Over the years, DCEG research on the effect of physical activity on cancer has made a significant impact in the following areas:
DCEG studies indicated a reduced risk of colon, breast, endometrial, and ovarian cancers associated with physical activity (Albanes et al., 1989; Chow et al., 1993; Dosemeci et al., 1993; Sturgeon et al., 1993; Zheng et al., 1993) and were cited in the 1996 Surgeon General’s Report on Physical Activity and Health.
A DCEG study found that leisure-time physical activity is associated with longer life expectancy, even at relatively low levels of activity and regardless of body weight, a finding that reinforces U.S. guidelines for physical activity for all Americans (Moore SC, et al., 2012).

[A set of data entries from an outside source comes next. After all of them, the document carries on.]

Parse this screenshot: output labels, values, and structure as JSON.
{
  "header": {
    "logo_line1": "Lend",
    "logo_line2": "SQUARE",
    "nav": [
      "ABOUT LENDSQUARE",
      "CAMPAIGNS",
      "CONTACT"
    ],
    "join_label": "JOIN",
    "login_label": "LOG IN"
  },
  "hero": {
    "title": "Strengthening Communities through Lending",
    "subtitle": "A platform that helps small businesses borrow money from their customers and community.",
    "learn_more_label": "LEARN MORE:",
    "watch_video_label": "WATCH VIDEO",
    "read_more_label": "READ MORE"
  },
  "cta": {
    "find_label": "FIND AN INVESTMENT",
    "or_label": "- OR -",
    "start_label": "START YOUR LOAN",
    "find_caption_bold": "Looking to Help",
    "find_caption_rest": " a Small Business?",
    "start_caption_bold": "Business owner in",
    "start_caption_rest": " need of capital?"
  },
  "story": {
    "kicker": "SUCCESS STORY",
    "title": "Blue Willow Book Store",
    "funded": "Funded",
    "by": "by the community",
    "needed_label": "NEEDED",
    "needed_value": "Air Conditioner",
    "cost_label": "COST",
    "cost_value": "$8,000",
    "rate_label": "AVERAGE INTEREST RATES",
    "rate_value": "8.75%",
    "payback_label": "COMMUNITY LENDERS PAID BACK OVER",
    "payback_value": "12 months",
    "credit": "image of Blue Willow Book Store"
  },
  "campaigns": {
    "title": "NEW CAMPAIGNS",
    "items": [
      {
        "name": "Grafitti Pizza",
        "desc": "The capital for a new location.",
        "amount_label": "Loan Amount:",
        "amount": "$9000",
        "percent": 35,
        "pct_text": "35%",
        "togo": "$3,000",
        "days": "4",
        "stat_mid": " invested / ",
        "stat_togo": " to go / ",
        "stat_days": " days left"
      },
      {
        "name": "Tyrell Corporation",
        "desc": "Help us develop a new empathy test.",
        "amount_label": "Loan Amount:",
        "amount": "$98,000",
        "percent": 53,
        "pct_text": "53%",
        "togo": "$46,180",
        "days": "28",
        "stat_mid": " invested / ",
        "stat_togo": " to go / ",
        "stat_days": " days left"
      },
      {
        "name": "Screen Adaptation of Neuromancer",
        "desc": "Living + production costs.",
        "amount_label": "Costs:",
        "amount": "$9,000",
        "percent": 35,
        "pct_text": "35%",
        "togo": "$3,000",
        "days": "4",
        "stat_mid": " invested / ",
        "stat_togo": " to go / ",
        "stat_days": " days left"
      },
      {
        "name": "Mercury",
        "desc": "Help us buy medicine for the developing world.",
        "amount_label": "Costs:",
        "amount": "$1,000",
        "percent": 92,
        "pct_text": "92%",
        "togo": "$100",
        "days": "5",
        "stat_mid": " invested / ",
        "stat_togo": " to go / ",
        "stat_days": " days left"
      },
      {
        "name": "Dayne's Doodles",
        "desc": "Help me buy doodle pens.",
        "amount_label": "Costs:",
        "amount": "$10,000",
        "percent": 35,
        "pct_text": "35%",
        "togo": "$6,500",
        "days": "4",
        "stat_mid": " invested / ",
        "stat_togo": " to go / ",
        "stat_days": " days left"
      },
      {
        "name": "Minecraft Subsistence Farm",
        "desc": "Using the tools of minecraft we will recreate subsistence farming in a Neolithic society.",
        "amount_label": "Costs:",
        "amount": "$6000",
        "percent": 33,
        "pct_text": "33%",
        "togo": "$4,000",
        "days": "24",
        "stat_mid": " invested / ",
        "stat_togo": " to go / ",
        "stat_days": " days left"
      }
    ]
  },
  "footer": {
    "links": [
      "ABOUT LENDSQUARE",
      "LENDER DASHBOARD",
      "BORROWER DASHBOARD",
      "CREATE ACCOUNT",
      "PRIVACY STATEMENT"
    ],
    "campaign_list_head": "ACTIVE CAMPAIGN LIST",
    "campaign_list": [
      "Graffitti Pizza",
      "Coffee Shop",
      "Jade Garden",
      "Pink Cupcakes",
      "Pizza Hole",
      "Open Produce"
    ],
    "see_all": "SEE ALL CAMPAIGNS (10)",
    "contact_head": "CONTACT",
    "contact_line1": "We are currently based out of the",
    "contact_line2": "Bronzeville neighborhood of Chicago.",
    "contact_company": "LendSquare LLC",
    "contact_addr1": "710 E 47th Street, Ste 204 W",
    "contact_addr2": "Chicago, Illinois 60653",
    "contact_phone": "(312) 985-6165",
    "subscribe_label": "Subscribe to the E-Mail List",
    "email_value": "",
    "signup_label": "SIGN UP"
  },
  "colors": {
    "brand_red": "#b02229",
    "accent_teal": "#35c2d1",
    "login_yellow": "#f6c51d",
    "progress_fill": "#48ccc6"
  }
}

Pooling data on 1.44 million people from 12 prospective U.S. and European cohorts, DCEG investigators, and colleagues, found that leisure-time physical activity was associated with lower risks of 13 cancer types (esophageal adenocarcinoma, liver, lung, kidney, gastric cardia, endometrial, myeloid leukemia, myeloma, colon, head and neck, rectal, bladder, and breast). Most of these associations were evident regardless of body mass index or smoking history (Moore et al 2016). These findings confirm and extend the evidence for a benefit of physical activity on cancer risk and support its role as a key component of population-wide cancer prevention and control efforts.